While you may ask your loved one about the situation if you observe signs of nursing home neglect or abuse, be aware that even patients who have the metal capacity to identify a problem may be hesitant to do so for fear of adverse consequences. In some situations, it can be due to a misplaced sense of loyalty to the staff at the nursing home, not wanting to be viewed as a complainer, fear of revenge from the abuser, or adhering to the notion that people should simply accept what happens to them.
If you come to see a resident during posted visiting hours and you find that a staff member delays your visit or refuses it entirely, or if he or she refuses to leave you alone with the resident, your first step should be to discuss the situation with the supervisor or manager of the facility.

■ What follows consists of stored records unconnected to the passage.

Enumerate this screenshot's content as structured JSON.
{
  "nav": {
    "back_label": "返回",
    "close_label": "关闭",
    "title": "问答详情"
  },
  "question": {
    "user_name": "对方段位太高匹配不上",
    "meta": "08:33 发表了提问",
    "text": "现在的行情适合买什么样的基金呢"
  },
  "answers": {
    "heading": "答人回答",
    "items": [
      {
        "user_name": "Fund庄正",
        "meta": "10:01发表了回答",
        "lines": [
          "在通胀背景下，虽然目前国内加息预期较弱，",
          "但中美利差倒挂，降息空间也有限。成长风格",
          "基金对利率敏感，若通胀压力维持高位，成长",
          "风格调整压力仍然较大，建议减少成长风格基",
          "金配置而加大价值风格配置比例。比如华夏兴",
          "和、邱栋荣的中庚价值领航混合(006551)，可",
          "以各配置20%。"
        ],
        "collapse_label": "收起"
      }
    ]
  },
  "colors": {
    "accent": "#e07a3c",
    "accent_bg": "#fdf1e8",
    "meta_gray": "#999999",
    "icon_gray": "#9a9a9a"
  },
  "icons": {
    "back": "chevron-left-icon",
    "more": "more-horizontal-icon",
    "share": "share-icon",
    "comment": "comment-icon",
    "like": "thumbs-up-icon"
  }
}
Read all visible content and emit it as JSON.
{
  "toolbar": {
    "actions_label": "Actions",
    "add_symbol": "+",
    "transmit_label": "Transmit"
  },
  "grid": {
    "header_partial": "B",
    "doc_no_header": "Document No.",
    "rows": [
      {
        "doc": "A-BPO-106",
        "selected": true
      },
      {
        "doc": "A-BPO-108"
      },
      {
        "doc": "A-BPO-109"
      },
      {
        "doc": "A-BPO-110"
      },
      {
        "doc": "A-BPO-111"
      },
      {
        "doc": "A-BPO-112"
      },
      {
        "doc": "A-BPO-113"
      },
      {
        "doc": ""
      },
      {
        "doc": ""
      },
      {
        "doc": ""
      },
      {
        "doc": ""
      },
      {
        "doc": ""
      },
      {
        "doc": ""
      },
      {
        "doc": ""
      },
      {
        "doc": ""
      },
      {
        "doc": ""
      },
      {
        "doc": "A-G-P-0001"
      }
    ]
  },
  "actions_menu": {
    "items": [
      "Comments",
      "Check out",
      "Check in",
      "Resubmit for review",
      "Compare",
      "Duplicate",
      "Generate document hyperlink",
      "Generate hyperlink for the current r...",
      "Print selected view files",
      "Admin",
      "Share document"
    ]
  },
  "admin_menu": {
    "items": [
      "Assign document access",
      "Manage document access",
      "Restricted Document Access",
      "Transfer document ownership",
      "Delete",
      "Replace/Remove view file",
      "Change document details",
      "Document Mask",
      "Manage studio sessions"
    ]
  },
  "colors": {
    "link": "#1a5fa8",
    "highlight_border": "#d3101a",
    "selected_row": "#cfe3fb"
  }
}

If this is not possible during your visit, leave a note and follow up with a telephone call as soon as possible.
It is best to confront the administration at the nursing home first unless you have a legitimate reason to believe that your loved one’s life is in imminent danger. In this case, immediately call 911 and report the situation. Remember that although you are not yet taking legal action, the facility will still be presumed innocent until proven guilty. Although you are most likely feeling a myriad of emotions, it is important to remain calm and address the supervisor or manager in a professional manner. Allow him or her the opportunity to investigate your concerns and/or explain the situation.
If you feel as though the explanation is unsatisfactory or if your loved one’s condition worsens, contact the appropriate state agency and file a complaint. Visit the website of the National Council on Aging to contact your state’s Adult Protective Services department. Additionally, consider seeking legal advice from a nursing home abuse lawyer to learn more about your legal rights.
If you or someone you love may be suffering from nursing home neglect or abuse, contact Gladstein Law Firm, PLLC. We will provide you with a free consultation, review your situation, inform you of your legal rights and options, and work to help you or your loved one seek the compensation to which you may be entitled.